There’s an imposter among us!
Have you ever thought that your success has been the result of luck or timing? Perhaps you’ve felt like you don’t deserve to be where you are. You are not alone. Many people have imposter syndrome.
What is imposter syndrome?
Imposter syndrome is a concept that is personal to each individual. For myself, I have felt undeserving of my graduate job offer from PA, believing that the reason I received it was due to good timing and a good night’s sleep before my assessment centre, rather than as a result of hard work and effort.
For others, imposter syndrome can manifest itself as berating your performance, self-doubt, and an inability to realistically assess your competence and skills. For many, positive feedback has little influence on altering these beliefs.

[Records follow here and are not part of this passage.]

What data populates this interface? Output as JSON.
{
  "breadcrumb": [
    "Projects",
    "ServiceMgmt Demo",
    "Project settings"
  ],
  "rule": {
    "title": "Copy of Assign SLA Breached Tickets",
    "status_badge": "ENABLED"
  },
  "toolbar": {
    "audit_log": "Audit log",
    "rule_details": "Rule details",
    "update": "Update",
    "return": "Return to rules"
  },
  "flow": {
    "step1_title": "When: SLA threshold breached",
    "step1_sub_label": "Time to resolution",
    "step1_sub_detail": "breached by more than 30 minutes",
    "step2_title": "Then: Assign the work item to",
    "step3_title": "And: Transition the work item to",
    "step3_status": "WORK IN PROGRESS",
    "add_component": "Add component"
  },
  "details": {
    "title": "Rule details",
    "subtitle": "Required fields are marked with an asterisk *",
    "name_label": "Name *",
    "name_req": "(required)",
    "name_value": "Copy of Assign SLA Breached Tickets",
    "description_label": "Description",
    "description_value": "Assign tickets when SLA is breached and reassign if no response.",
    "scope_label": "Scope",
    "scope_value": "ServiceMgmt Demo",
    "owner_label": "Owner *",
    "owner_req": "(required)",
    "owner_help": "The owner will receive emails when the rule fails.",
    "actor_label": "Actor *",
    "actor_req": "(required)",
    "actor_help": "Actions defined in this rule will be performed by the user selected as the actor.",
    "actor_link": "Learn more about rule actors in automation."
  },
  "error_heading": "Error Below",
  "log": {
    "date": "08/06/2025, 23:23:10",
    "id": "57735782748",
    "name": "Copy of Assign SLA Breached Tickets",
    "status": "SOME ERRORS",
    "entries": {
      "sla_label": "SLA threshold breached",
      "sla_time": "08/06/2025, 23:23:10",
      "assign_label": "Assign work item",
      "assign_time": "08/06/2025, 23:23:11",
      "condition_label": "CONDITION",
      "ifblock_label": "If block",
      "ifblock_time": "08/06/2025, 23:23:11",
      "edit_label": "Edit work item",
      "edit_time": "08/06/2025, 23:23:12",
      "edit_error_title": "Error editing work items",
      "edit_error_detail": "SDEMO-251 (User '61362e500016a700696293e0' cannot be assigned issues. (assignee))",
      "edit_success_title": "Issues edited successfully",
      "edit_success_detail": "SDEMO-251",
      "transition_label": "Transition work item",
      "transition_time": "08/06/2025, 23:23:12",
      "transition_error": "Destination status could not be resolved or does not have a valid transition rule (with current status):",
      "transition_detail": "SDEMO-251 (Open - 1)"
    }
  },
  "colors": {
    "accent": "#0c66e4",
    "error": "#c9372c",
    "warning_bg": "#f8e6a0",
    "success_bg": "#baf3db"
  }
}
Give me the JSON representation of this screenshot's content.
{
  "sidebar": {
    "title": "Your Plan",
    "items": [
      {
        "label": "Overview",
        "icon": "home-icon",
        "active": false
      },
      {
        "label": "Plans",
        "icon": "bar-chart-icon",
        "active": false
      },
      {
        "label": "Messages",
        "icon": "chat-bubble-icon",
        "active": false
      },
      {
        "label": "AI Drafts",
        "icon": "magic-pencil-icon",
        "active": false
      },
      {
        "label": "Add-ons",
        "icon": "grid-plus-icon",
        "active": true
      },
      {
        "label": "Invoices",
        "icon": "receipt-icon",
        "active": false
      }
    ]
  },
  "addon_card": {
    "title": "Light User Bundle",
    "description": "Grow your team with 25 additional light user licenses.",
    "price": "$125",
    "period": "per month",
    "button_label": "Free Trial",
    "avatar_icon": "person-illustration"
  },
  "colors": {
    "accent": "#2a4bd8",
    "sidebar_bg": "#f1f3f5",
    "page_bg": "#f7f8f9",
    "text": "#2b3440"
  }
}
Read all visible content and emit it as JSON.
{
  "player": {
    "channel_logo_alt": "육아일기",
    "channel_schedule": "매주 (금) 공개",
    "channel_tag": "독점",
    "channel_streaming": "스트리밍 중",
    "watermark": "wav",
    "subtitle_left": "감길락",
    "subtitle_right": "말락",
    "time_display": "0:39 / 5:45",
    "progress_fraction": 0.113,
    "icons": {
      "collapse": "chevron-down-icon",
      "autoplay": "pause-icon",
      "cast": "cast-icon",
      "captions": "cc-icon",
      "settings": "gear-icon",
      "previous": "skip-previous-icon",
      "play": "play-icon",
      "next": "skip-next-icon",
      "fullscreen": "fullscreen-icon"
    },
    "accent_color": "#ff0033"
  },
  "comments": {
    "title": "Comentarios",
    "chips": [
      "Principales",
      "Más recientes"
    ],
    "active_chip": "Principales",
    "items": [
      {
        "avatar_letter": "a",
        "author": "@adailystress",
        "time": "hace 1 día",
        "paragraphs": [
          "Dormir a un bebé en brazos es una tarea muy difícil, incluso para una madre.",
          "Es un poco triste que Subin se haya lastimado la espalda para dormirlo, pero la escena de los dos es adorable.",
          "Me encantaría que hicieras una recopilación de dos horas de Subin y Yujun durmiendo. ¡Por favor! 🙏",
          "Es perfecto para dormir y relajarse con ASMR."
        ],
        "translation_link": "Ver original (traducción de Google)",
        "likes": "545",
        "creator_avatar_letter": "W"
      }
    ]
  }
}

According to research published by the International Journal of Behavioural Science, 70% of people have experienced imposter syndrome at some point in their careers. Imposter syndrome is felt across work and personal lives, as we continuously face new projects and work in different organisations and sectors. Learning at pace and requiring in-depth knowledge to appear competent and self-confident can be difficult. The challenge of simultaneously learning whilst building credibility is called the ‘learning-credibility tension’ researched by Alaric Bourgoin and Jean- François Harvey.
Managing imposter syndrome
The first step towards managing imposter syndrome is to recognise intrusive thoughts and feelings. For example, I often feel that others know much more than me - which is an element of imposter syndrome. Now that I’ve recognised this, I’m able to understand that working with incomplete information is normal. It’s why we adapt and collaborate to build our collective knowledge as a team.
For me, there are three techniques that are key to overcoming imposter syndrome:
1. Share your feelings
Most people have felt like an imposter at some point in their career, which means that you are not alone in the way that you feel. Talking to friends, colleagues or a mentor can help challenge irrational beliefs.
2. Take small steps
Instead of focusing on perfect outcomes when trying something for the first time seek feedback so that you can iterate and improve how you deliver the task in future.
3. Stop comparing yourself with others
Comparing yourself with others will only result in finding a fault within yourself. So instead, focus on what you can learn from other people, and what strengths you bring to your team.
It’s important to highlight the power of sharing your feelings with your peers and for leaders to create an environment for open conversations around imposter syndrome.
And finally, try to lean into your feelings of imposter syndrome and accept them with pride.